President Obama, on his first full day in the Oval Office, will pivot his attention Wednesday from celebration to the grueling work of securing confirmations for the rest of his Cabinet nominees and determining the way forward in Iraq and Afghanistan.
Timothy Geithner, Obama's nominee for treasury secretary, comes up for his first confirmation hearing Wednesday after an earlier hearing was postponed over questions about tax problems.
And as one of his first orders of business, Obama plans to meet with his team of national security advisers.
But first, Obama will follow in the tradition of prior presidents -- attending a National Prayer Service at the National Cathedral. The service dates back to George Washington, though it's been held at the cathedral since Ronald Reagan's second inauguration. Obama and his wife were also to welcome hundreds of members of the public to a White House open house and is holding a swearing-in ceremony for his confirmed Cabinet members.
Then it's on to the difficult business of running the nation. He is meeting with his economic team to plot the way forward in reinvigorating the economy that has seen 2 million workers lose jobs in the last year and trillions of dollars in stock market savings lost.
Congress already has given him a second installment of financial-industry bailout money, worth $350 billion, and is fast-tracking a massive economic stimulus bill of $825 billion or more.
"Fortunately we've seen Congress immediately start working on the economic recovery package, getting that passed and putting people back to work," he said in an ABC News television interview. "That's going to be the thing we'll be most focused on."
Obama is one of few if any presidents who has seen the stock market drop on his inauguration day, adding a fresh urgency to the economic challenges. Financial stocks, many of them falling by double digit percentages, led the major indexes down more than 4 percent.

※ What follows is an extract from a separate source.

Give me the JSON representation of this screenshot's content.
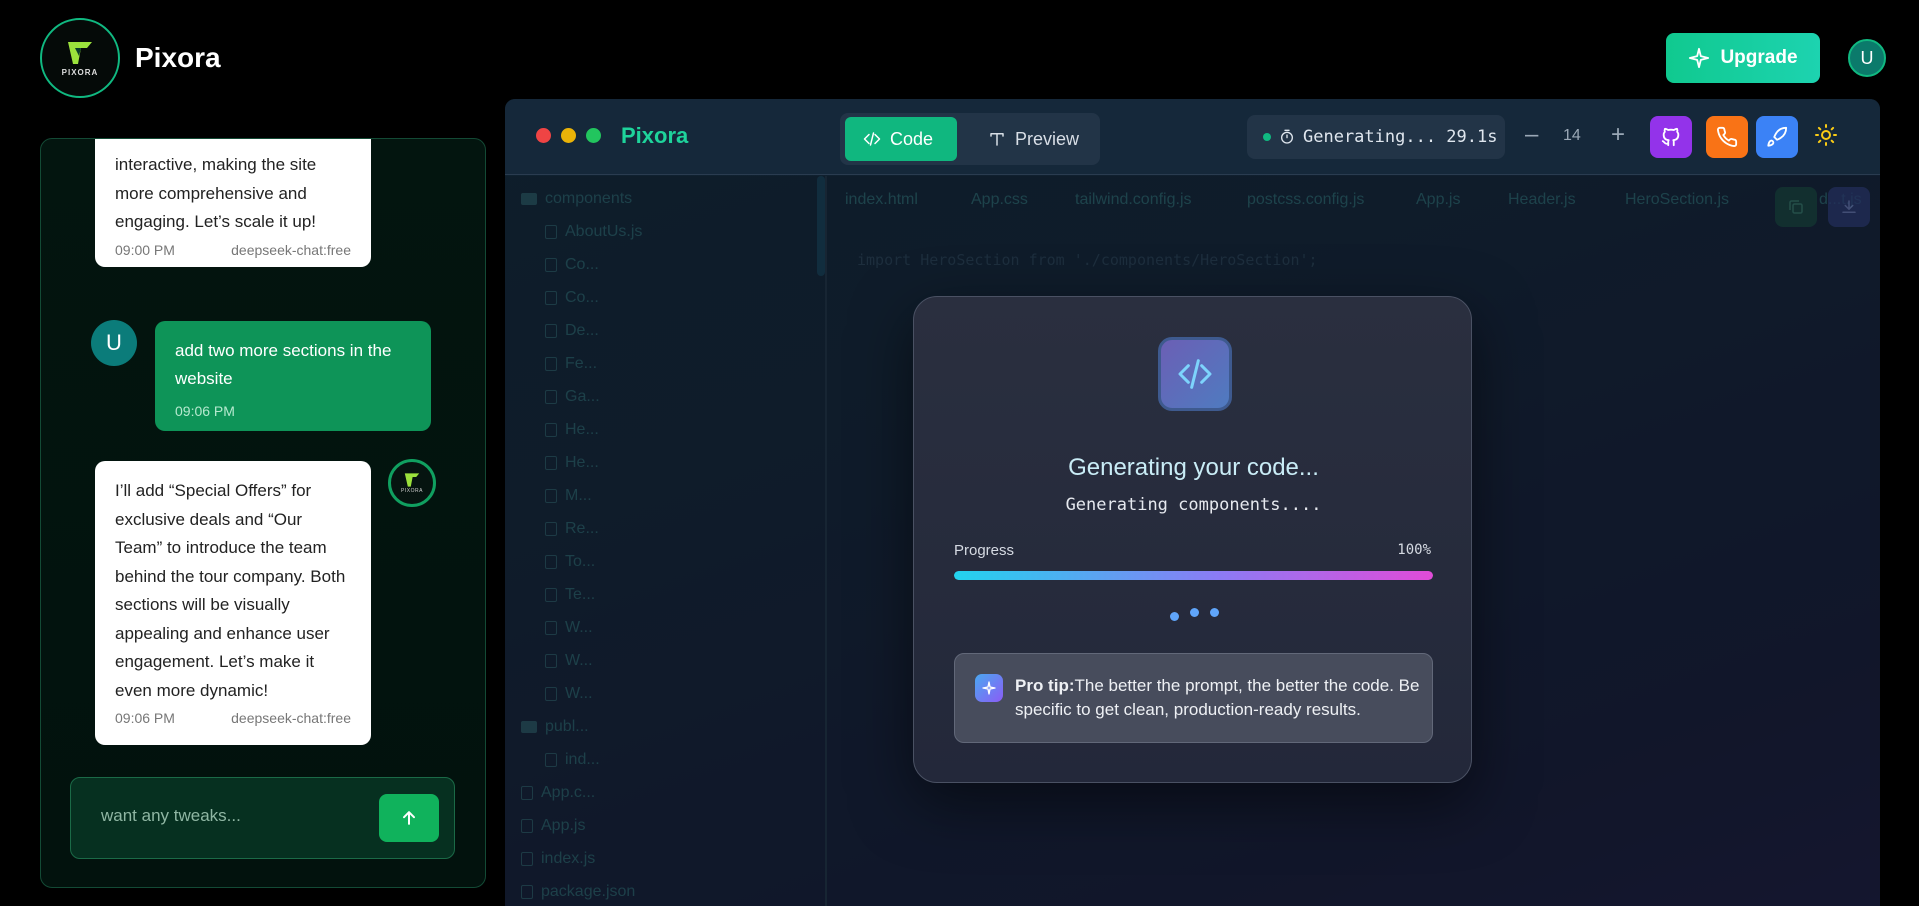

The market's faith in the outgoing Bush administration's $700 billion bailout effort was already waning. Many experts believe Obama's administration will have little choice but to pump more money into the banking sector or create an entity to buy banks' soured assets such as subprime mortgages so they will start lending again.
Obama is also dealing with a prickly international scene. The president pledged during his campaign to remove combat forces from Iraq within 16 months of taking office and redirect troops to Afghanistan. He plans to sit down with the head of Central Command, Gen. David Petraeus, at the White House
They and Secretary of Defense Robert Gates, who is being retained from the Bush administration; and Adm. Mike Mullen, chairman of the Joint Chiefs of Staff, will join a teleconference with Gen. Raymond Odierno, the top general in Iraq.
Since launching his campaign two years ago Obama has pledged to overhaul or improve dozens of domestic and foreign policies and programs. In his address Tuesday, he also stressed his determination to lift America's global image. The more than 1 million spectators on and around the National Mall for Obama's swearing-in Tuesday personified how high a bar Obama's supporters have set for him.
"Expectations are so sky high for him, I think a lot of Americans expect things to turn around in six months," said Larry Sabato, director of the University of Virginia Center for Politics. He said two years might be a more realistic goal for major changes to take place under the Obama administration.
The president cautioned about the challenges ahead in his inaugural address Tuesday. He said the Iraq and Afghanistan wars, the economic crisis, the rising cost of health care and a "far-reaching network of violence and hatred" would test the nation.
"They will not be met easily or in a short span of time," he said. "But know this America -- they will be met."
Obama and his team were planning for their transition to power even before he was elected.
The U.S. Senate unanimously confirmed six of his Cabinet nominees Tuesday, just hours after Obama took the oath of office.
But Geithner might still have to undergo some grilling when his postponed hearing comes up Wednesday before the Finance Committee. Geithner was under fire for revelations about his initial failure to pay $34,000 in back taxes while working for the International Monetary Fund.
Lawmakers will determine whether those tax follies will cost him the job of serving as rudder for the nation's unstable economy. But Obama advisers, and even some Republicans, say they don't expect Geithner's nomination will be blocked over the tax matter.
The vote for Hillary Clinton's nomination for secretary of state was also held up until Wednesday over a single senator's objection. But Senate Majority Leader Harry Reid spokesman Jim Manley said Clinton would nevertheless "receive overwhelming bipartisan support."
Among those confirmed Tuesday were Obama's pick for energy secretary, Steven Chu, homeland security secretary, Janet Napolitano; agriculture secretary, Tom Vilsack; education secretary, Arne Duncan; interior secretary Ken Salazar; and veterans affairs secretary Eric Shinseki.